---- AVAILABLE RECORDS

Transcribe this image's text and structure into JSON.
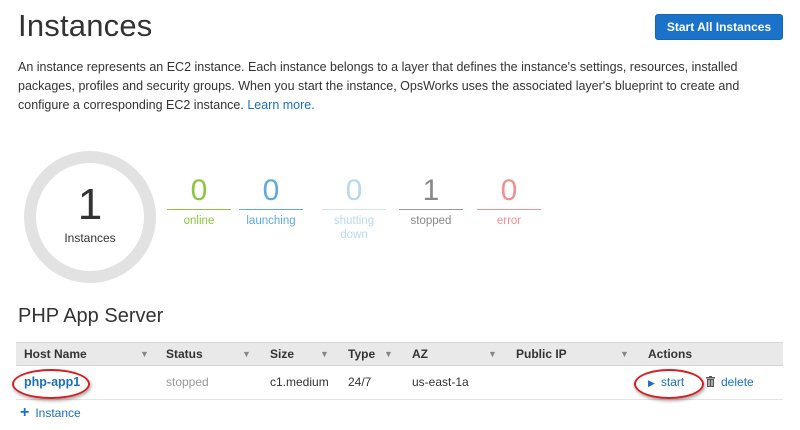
{
  "page": {
    "title": "Instances",
    "start_all_label": "Start All Instances",
    "description": "An instance represents an EC2 instance. Each instance belongs to a layer that defines the instance's settings, resources, installed packages, profiles and security groups. When you start the instance, OpsWorks uses the associated layer's blueprint to create and configure a corresponding EC2 instance.",
    "learn_more": "Learn more."
  },
  "summary": {
    "total": "1",
    "total_label": "Instances",
    "stats": [
      {
        "value": "0",
        "label": "online",
        "color": "#8cc63f"
      },
      {
        "value": "0",
        "label": "launching",
        "color": "#5fa8e0"
      },
      {
        "value": "0",
        "label": "shutting down",
        "color": "#b8d8f0"
      },
      {
        "value": "1",
        "label": "stopped",
        "color": "#888888"
      },
      {
        "value": "0",
        "label": "error",
        "color": "#f09090"
      }
    ]
  },
  "layer": {
    "name": "PHP App Server",
    "columns": [
      "Host Name",
      "Status",
      "Size",
      "Type",
      "AZ",
      "Public IP",
      "Actions"
    ],
    "rows": [
      {
        "host": "php-app1",
        "status": "stopped",
        "size": "c1.medium",
        "type": "24/7",
        "az": "us-east-1a",
        "public_ip": "",
        "action_start": "start",
        "action_delete": "delete"
      }
    ],
    "add_instance_label": "Instance"
  },
  "colors": {
    "accent": "#1a73c9",
    "link": "#1a6fc0",
    "highlight_oval": "#d42020"
  }
}
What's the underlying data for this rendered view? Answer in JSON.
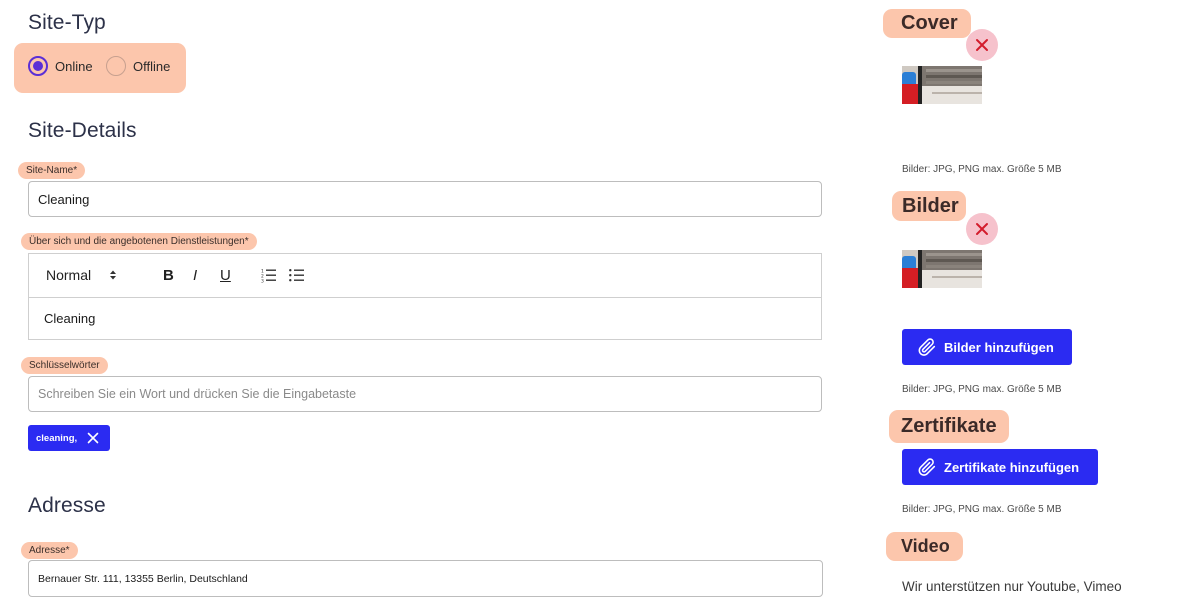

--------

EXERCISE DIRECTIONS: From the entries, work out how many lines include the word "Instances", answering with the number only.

ANSWER FOR THE TASK: 3